• [Task data]:
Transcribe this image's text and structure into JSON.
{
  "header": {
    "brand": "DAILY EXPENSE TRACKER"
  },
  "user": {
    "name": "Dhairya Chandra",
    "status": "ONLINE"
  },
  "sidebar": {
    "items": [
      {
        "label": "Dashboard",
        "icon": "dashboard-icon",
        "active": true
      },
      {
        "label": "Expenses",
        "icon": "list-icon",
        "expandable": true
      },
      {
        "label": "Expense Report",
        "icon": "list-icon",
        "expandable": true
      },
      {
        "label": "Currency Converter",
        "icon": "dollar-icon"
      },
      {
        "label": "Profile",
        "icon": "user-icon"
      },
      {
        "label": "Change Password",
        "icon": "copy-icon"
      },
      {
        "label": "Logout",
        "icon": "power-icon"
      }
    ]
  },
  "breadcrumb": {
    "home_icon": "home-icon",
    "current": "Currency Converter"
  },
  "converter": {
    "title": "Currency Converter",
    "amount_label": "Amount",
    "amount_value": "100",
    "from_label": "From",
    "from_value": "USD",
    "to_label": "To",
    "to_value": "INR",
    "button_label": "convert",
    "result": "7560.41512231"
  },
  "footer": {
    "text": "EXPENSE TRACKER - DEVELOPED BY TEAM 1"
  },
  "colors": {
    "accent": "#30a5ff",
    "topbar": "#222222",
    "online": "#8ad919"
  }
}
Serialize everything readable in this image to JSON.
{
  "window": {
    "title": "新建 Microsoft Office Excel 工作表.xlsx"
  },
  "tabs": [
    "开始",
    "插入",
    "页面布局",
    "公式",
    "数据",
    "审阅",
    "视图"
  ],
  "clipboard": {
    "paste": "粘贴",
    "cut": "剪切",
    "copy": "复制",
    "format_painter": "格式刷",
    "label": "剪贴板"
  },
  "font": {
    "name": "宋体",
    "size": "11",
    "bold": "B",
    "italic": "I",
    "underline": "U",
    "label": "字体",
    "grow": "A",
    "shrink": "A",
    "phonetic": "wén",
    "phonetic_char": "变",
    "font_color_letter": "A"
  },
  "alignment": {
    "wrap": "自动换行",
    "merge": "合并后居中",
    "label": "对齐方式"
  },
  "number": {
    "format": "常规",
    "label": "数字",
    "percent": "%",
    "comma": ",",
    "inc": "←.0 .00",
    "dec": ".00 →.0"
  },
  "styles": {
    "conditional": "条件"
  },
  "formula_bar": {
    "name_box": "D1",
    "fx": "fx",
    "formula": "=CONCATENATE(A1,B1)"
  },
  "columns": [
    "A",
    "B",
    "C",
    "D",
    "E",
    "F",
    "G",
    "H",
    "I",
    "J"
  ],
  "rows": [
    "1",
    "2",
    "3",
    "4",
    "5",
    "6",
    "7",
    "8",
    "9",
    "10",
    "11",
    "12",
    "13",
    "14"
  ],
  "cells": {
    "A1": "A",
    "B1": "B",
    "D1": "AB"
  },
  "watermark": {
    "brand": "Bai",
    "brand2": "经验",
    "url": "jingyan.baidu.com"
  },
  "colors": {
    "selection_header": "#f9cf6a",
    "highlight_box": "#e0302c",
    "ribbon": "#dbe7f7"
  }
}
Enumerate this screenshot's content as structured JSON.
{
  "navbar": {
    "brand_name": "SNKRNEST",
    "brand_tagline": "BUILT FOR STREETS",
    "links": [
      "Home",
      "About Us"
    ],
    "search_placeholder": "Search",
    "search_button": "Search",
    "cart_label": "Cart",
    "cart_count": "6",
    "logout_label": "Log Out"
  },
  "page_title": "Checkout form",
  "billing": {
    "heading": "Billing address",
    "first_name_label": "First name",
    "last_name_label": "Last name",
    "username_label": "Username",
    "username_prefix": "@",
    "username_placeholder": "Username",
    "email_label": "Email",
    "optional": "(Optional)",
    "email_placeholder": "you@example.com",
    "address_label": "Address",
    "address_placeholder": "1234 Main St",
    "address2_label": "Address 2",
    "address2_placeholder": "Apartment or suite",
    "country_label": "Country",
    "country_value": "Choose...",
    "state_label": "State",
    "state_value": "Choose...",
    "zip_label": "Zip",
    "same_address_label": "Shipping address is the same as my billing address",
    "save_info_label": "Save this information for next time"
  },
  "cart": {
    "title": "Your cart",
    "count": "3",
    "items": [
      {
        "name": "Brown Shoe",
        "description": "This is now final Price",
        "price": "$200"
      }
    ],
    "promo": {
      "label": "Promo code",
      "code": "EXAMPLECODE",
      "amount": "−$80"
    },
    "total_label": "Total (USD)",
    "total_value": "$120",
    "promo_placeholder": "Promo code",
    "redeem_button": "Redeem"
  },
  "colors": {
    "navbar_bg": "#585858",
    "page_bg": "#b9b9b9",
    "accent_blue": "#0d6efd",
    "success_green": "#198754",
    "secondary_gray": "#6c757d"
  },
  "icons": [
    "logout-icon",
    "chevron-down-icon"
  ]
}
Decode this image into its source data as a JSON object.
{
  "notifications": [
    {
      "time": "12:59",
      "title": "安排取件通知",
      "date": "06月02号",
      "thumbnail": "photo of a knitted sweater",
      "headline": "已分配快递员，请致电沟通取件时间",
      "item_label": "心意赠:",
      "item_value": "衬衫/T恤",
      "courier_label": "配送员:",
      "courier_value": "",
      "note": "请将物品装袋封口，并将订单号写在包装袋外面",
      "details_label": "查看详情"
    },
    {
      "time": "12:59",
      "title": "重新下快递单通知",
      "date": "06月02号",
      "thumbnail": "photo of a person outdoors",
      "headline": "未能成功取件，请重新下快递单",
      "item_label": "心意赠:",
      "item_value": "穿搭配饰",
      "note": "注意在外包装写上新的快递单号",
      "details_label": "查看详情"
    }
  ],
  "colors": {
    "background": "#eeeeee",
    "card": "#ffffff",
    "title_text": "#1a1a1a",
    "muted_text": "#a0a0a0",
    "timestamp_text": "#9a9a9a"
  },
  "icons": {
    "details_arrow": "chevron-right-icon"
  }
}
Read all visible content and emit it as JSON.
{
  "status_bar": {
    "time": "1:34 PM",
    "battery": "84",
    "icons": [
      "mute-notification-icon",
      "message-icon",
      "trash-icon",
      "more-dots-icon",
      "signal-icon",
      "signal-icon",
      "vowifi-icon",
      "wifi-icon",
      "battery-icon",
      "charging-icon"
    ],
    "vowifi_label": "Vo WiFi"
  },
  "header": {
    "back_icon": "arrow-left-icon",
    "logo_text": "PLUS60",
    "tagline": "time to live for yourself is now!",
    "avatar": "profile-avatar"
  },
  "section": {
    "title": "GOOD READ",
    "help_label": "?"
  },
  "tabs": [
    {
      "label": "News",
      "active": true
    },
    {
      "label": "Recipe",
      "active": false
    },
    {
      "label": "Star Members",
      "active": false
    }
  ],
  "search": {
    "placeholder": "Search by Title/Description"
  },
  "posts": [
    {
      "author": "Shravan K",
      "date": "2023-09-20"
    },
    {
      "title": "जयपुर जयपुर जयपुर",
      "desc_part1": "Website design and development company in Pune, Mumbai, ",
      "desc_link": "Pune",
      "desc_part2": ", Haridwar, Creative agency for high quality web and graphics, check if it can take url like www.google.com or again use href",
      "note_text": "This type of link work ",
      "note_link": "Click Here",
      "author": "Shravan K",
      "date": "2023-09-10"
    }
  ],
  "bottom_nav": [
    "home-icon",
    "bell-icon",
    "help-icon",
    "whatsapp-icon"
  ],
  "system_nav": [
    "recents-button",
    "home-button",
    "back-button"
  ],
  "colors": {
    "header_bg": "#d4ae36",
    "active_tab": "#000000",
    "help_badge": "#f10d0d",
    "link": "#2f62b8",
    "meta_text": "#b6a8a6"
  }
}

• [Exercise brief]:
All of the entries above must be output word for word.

• [Response]:
Transcribe this image's text and structure into JSON.
{
  "header": {
    "brand": "DAILY EXPENSE TRACKER"
  },
  "user": {
    "name": "Dhairya Chandra",
    "status": "ONLINE"
  },
  "sidebar": {
    "items": [
      {
        "label": "Dashboard",
        "icon": "dashboard-icon",
        "active": true
      },
      {
        "label": "Expenses",
        "icon": "list-icon",
        "expandable": true
      },
      {
        "label": "Expense Report",
        "icon": "list-icon",
        "expandable": true
      },
      {
        "label": "Currency Converter",
        "icon": "dollar-icon"
      },
      {
        "label": "Profile",
        "icon": "user-icon"
      },
      {
        "label": "Change Password",
        "icon": "copy-icon"
      },
      {
        "label": "Logout",
        "icon": "power-icon"
      }
    ]
  },
  "breadcrumb": {
    "home_icon": "home-icon",
    "current": "Currency Converter"
  },
  "converter": {
    "title": "Currency Converter",
    "amount_label": "Amount",
    "amount_value": "100",
    "from_label": "From",
    "from_value": "USD",
    "to_label": "To",
    "to_value": "INR",
    "button_label": "convert",
    "result": "7560.41512231"
  },
  "footer": {
    "text": "EXPENSE TRACKER - DEVELOPED BY TEAM 1"
  },
  "colors": {
    "accent": "#30a5ff",
    "topbar": "#222222",
    "online": "#8ad919"
  }
}
Serialize everything readable in this image to JSON.
{
  "window": {
    "title": "新建 Microsoft Office Excel 工作表.xlsx"
  },
  "tabs": [
    "开始",
    "插入",
    "页面布局",
    "公式",
    "数据",
    "审阅",
    "视图"
  ],
  "clipboard": {
    "paste": "粘贴",
    "cut": "剪切",
    "copy": "复制",
    "format_painter": "格式刷",
    "label": "剪贴板"
  },
  "font": {
    "name": "宋体",
    "size": "11",
    "bold": "B",
    "italic": "I",
    "underline": "U",
    "label": "字体",
    "grow": "A",
    "shrink": "A",
    "phonetic": "wén",
    "phonetic_char": "变",
    "font_color_letter": "A"
  },
  "alignment": {
    "wrap": "自动换行",
    "merge": "合并后居中",
    "label": "对齐方式"
  },
  "number": {
    "format": "常规",
    "label": "数字",
    "percent": "%",
    "comma": ",",
    "inc": "←.0 .00",
    "dec": ".00 →.0"
  },
  "styles": {
    "conditional": "条件"
  },
  "formula_bar": {
    "name_box": "D1",
    "fx": "fx",
    "formula": "=CONCATENATE(A1,B1)"
  },
  "columns": [
    "A",
    "B",
    "C",
    "D",
    "E",
    "F",
    "G",
    "H",
    "I",
    "J"
  ],
  "rows": [
    "1",
    "2",
    "3",
    "4",
    "5",
    "6",
    "7",
    "8",
    "9",
    "10",
    "11",
    "12",
    "13",
    "14"
  ],
  "cells": {
    "A1": "A",
    "B1": "B",
    "D1": "AB"
  },
  "watermark": {
    "brand": "Bai",
    "brand2": "经验",
    "url": "jingyan.baidu.com"
  },
  "colors": {
    "selection_header": "#f9cf6a",
    "highlight_box": "#e0302c",
    "ribbon": "#dbe7f7"
  }
}
Enumerate this screenshot's content as structured JSON.
{
  "navbar": {
    "brand_name": "SNKRNEST",
    "brand_tagline": "BUILT FOR STREETS",
    "links": [
      "Home",
      "About Us"
    ],
    "search_placeholder": "Search",
    "search_button": "Search",
    "cart_label": "Cart",
    "cart_count": "6",
    "logout_label": "Log Out"
  },
  "page_title": "Checkout form",
  "billing": {
    "heading": "Billing address",
    "first_name_label": "First name",
    "last_name_label": "Last name",
    "username_label": "Username",
    "username_prefix": "@",
    "username_placeholder": "Username",
    "email_label": "Email",
    "optional": "(Optional)",
    "email_placeholder": "you@example.com",
    "address_label": "Address",
    "address_placeholder": "1234 Main St",
    "address2_label": "Address 2",
    "address2_placeholder": "Apartment or suite",
    "country_label": "Country",
    "country_value": "Choose...",
    "state_label": "State",
    "state_value": "Choose...",
    "zip_label": "Zip",
    "same_address_label": "Shipping address is the same as my billing address",
    "save_info_label": "Save this information for next time"
  },
  "cart": {
    "title": "Your cart",
    "count": "3",
    "items": [
      {
        "name": "Brown Shoe",
        "description": "This is now final Price",
        "price": "$200"
      }
    ],
    "promo": {
      "label": "Promo code",
      "code": "EXAMPLECODE",
      "amount": "−$80"
    },
    "total_label": "Total (USD)",
    "total_value": "$120",
    "promo_placeholder": "Promo code",
    "redeem_button": "Redeem"
  },
  "colors": {
    "navbar_bg": "#585858",
    "page_bg": "#b9b9b9",
    "accent_blue": "#0d6efd",
    "success_green": "#198754",
    "secondary_gray": "#6c757d"
  },
  "icons": [
    "logout-icon",
    "chevron-down-icon"
  ]
}
Decode this image into its source data as a JSON object.
{
  "notifications": [
    {
      "time": "12:59",
      "title": "安排取件通知",
      "date": "06月02号",
      "thumbnail": "photo of a knitted sweater",
      "headline": "已分配快递员，请致电沟通取件时间",
      "item_label": "心意赠:",
      "item_value": "衬衫/T恤",
      "courier_label": "配送员:",
      "courier_value": "",
      "note": "请将物品装袋封口，并将订单号写在包装袋外面",
      "details_label": "查看详情"
    },
    {
      "time": "12:59",
      "title": "重新下快递单通知",
      "date": "06月02号",
      "thumbnail": "photo of a person outdoors",
      "headline": "未能成功取件，请重新下快递单",
      "item_label": "心意赠:",
      "item_value": "穿搭配饰",
      "note": "注意在外包装写上新的快递单号",
      "details_label": "查看详情"
    }
  ],
  "colors": {
    "background": "#eeeeee",
    "card": "#ffffff",
    "title_text": "#1a1a1a",
    "muted_text": "#a0a0a0",
    "timestamp_text": "#9a9a9a"
  },
  "icons": {
    "details_arrow": "chevron-right-icon"
  }
}
Read all visible content and emit it as JSON.
{
  "status_bar": {
    "time": "1:34 PM",
    "battery": "84",
    "icons": [
      "mute-notification-icon",
      "message-icon",
      "trash-icon",
      "more-dots-icon",
      "signal-icon",
      "signal-icon",
      "vowifi-icon",
      "wifi-icon",
      "battery-icon",
      "charging-icon"
    ],
    "vowifi_label": "Vo WiFi"
  },
  "header": {
    "back_icon": "arrow-left-icon",
    "logo_text": "PLUS60",
    "tagline": "time to live for yourself is now!",
    "avatar": "profile-avatar"
  },
  "section": {
    "title": "GOOD READ",
    "help_label": "?"
  },
  "tabs": [
    {
      "label": "News",
      "active": true
    },
    {
      "label": "Recipe",
      "active": false
    },
    {
      "label": "Star Members",
      "active": false
    }
  ],
  "search": {
    "placeholder": "Search by Title/Description"
  },
  "posts": [
    {
      "author": "Shravan K",
      "date": "2023-09-20"
    },
    {
      "title": "जयपुर जयपुर जयपुर",
      "desc_part1": "Website design and development company in Pune, Mumbai, ",
      "desc_link": "Pune",
      "desc_part2": ", Haridwar, Creative agency for high quality web and graphics, check if it can take url like www.google.com or again use href",
      "note_text": "This type of link work ",
      "note_link": "Click Here",
      "author": "Shravan K",
      "date": "2023-09-10"
    }
  ],
  "bottom_nav": [
    "home-icon",
    "bell-icon",
    "help-icon",
    "whatsapp-icon"
  ],
  "system_nav": [
    "recents-button",
    "home-button",
    "back-button"
  ],
  "colors": {
    "header_bg": "#d4ae36",
    "active_tab": "#000000",
    "help_badge": "#f10d0d",
    "link": "#2f62b8",
    "meta_text": "#b6a8a6"
  }
}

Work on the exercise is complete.